The Act Alliance, an interfaith and international philanthropic organization based in Geneva, Switzerland, recently released the statement approving of the United Nation's decision to investigate ISIS' reported atrocities.
"The human rights and humanitarian situation in Iraq continues to escalate, with horrific violations of human rights and international humanitarian law, some of which might amount to war crimes and crimes against humanity," said ACT Alliance General Secretary John Nduna in a statement Wednesday.
"Summary executions of clerics, unabated destruction of cultural monuments, historical sites and archaeological sites, burning of crucial manuscripts targeting specific ethnic and religious groups such as Christians and Yazidis are ongoing and must stop."
Last month, Act Alliance issued a joint statement calling for the UN to intervene in Iraq due to the actions of ISIS against the civilian population.
"We call for international pressure at all levels of the United Nations and the League of Arab States, and from people, governments and institutions of goodwill to urgently and adequately address the situation in Iraq," read the August statement.
"We call for strict application of international law in all interventions that deal with the crisis in Iraq and call on all States to ensure that any measures taken are in conformity with international human rights and humanitarian law."
The signatories for the Act Alliance statement also demand "a proactive search for lasting solution for peace, reconciliation and justice for all in the region."
Going by multiple names, ISIS was founded last year out of an affiliate with al-Qaida that was based in Iraq.

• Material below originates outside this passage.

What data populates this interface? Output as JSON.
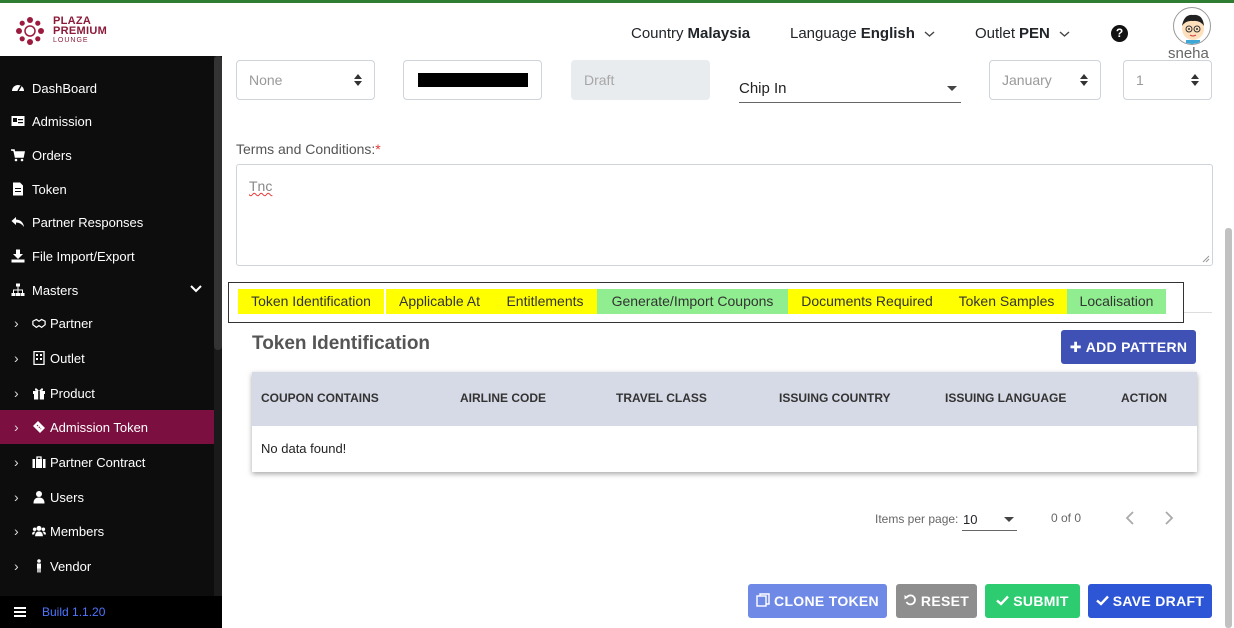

Earlier this week the United Nations announced that it will launch an official investigation into the purported atrocities by ISIS.
"The effect of the ongoing conflict on the children of Iraq has been catastrophic," stated Flavia Pansieri, the U.N. deputy high commissioner for human rights.
"Many have become direct victims of the conflict, while others have been subjected to physical and sexual abuse, whose scars may remain with them throughout their lives."
Over the summer, ISIS garnered international attention both for their victories against the Iraqi army and their numerous atrocities against religious minorities, Muslims and foreigners.
In addition to displacing Northern Iraqi Christian communities and summarily executing Iraqi soldiers taken as prisoners, ISIS has also beheaded two American journalists.
ISIS holds territory in both Northern Iraq and Syria, the latter nation being torn apart by an ongoing civil war. Presently, the United States is considering escalating its response to Islamic State terror.
"Iraq is divided and suffers many difficult challenges politically, economically and socially. Peace and reconciliation is critical and dialogue within the country is of utmost importance in order to bring about a lasting resolution to this humanitarian crisis," continued the Act Alliance statement.
"We believe that the crisis in Iraq exemplifies the challenges that affect men, women, youth and children in the Middle East region, and therefore call for a human rights based comprehensive long-term approach to addressing them."
Signees for the statement include: John Nduna, general secretary for Act Alliance; Hany El-Banna OBE, chairman of the Muslim Charities Forum; the Rev. Martin Junge, general secretary of The Lutheran World Federation; Nabeel Al-Ramadhani, president of the Human Relief Foundation; and Charles Badenoch, vice-president of Advocacy and Justice for Children for World Vision International.